Biodiesel Titration Limits
Why Titrate Biodiesel?
- The process of making biodiesel is essentially removing glycerine from oil and replacing it with methanol. Glycerine is removed using an alkaline catalyst such as potassium or sodium hydroxide. However, biodiesel made from old cooking oil often contains free fatty acids (FFA) that need to be extracted and turned to soap prior to creating the diesel. Titrating the oil will determine how much FFA is in the oil so that extra catalyst can be added.
Levels of Sodium Hydroxide
- Generally, 3.5 grams of sodium hydroxide (NaOH) is used for a liter of clean, non-acidic oil. If you need 3 milliliters of NaOH to neutralize your oil, then you will need an additional 3 grams of NaOH per liter, or 6.5 total grams per liter. Much will depend on the purity of your NaOH, so be sure to check your package for its relative purity. Ninety-nine percent pure is common for lye, but potassium hydroxide is lower, between 90 and 91 percent.
- You can use phenolphthalein, methyl orange or litmus to test acidity, or pH. pH indicators change their color at a certain acidity or alkalinity. Litmus changes color between a pH of 5 and 8, the higher number indicating alkalinity. A pH of 7 is considered neutral. Phenolphthalein indicates alkalinity around 8.3 and methyl orange changes color at a higher acidic level: 4.4. Of these methods, phenolphthalein is the best indicator of an alkaline solution.

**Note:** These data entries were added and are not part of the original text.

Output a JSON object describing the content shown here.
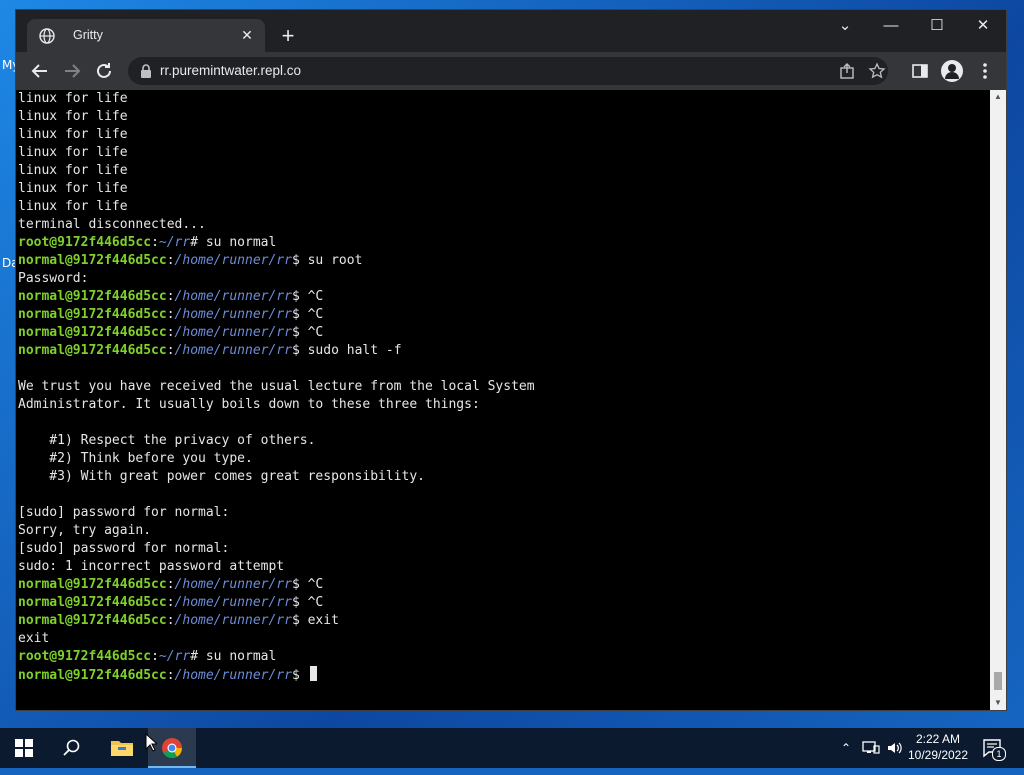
{
  "desktop": {
    "label_1": "My",
    "label_2": "Da"
  },
  "browser": {
    "tab_title": "Gritty",
    "tab_close": "✕",
    "new_tab": "+",
    "url": "rr.puremintwater.repl.co",
    "controls": {
      "minimize": "—",
      "maximize": "☐",
      "close": "✕",
      "tablist": "⌄"
    }
  },
  "terminal": {
    "lines": [
      {
        "plain": "linux for life"
      },
      {
        "plain": "linux for life"
      },
      {
        "plain": "linux for life"
      },
      {
        "plain": "linux for life"
      },
      {
        "plain": "linux for life"
      },
      {
        "plain": "linux for life"
      },
      {
        "plain": "linux for life"
      },
      {
        "plain": "terminal disconnected..."
      },
      {
        "user": "root@9172f446d5cc",
        "sep": ":",
        "path": "~/rr",
        "sym": "# ",
        "cmd": "su normal"
      },
      {
        "user": "normal@9172f446d5cc",
        "sep": ":",
        "path": "/home/runner/rr",
        "sym": "$ ",
        "cmd": "su root"
      },
      {
        "plain": "Password:"
      },
      {
        "user": "normal@9172f446d5cc",
        "sep": ":",
        "path": "/home/runner/rr",
        "sym": "$ ",
        "cmd": "^C"
      },
      {
        "user": "normal@9172f446d5cc",
        "sep": ":",
        "path": "/home/runner/rr",
        "sym": "$ ",
        "cmd": "^C"
      },
      {
        "user": "normal@9172f446d5cc",
        "sep": ":",
        "path": "/home/runner/rr",
        "sym": "$ ",
        "cmd": "^C"
      },
      {
        "user": "normal@9172f446d5cc",
        "sep": ":",
        "path": "/home/runner/rr",
        "sym": "$ ",
        "cmd": "sudo halt -f"
      },
      {
        "plain": ""
      },
      {
        "plain": "We trust you have received the usual lecture from the local System"
      },
      {
        "plain": "Administrator. It usually boils down to these three things:"
      },
      {
        "plain": ""
      },
      {
        "plain": "    #1) Respect the privacy of others."
      },
      {
        "plain": "    #2) Think before you type."
      },
      {
        "plain": "    #3) With great power comes great responsibility."
      },
      {
        "plain": ""
      },
      {
        "plain": "[sudo] password for normal:"
      },
      {
        "plain": "Sorry, try again."
      },
      {
        "plain": "[sudo] password for normal:"
      },
      {
        "plain": "sudo: 1 incorrect password attempt"
      },
      {
        "user": "normal@9172f446d5cc",
        "sep": ":",
        "path": "/home/runner/rr",
        "sym": "$ ",
        "cmd": "^C"
      },
      {
        "user": "normal@9172f446d5cc",
        "sep": ":",
        "path": "/home/runner/rr",
        "sym": "$ ",
        "cmd": "^C"
      },
      {
        "user": "normal@9172f446d5cc",
        "sep": ":",
        "path": "/home/runner/rr",
        "sym": "$ ",
        "cmd": "exit"
      },
      {
        "plain": "exit"
      },
      {
        "user": "root@9172f446d5cc",
        "sep": ":",
        "path": "~/rr",
        "sym": "# ",
        "cmd": "su normal"
      },
      {
        "user": "normal@9172f446d5cc",
        "sep": ":",
        "path": "/home/runner/rr",
        "sym": "$ ",
        "cmd": "",
        "cursor": true
      }
    ]
  },
  "taskbar": {
    "time": "2:22 AM",
    "date": "10/29/2022",
    "notification_count": "1"
  },
  "colors": {
    "prompt_user": "#7fd12a",
    "prompt_path": "#6b8cd8",
    "terminal_bg": "#000000"
  }
}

Disposing Waste Glycerin
- Using sodium hydroxide in titration and then in the final batch of biofuel will create a waste product that is toxic. Potassium hydroxide, on the other hand, will result in a compostable waste product that is not only clean to dispose of, but potentially beneficial to your garden. Another option is to take the raw glycerol and mix it with coarse sawdust and pour it into a small cardboard carton or box. You can use this as a log in the fire, a wood-burning stove or when you go camping.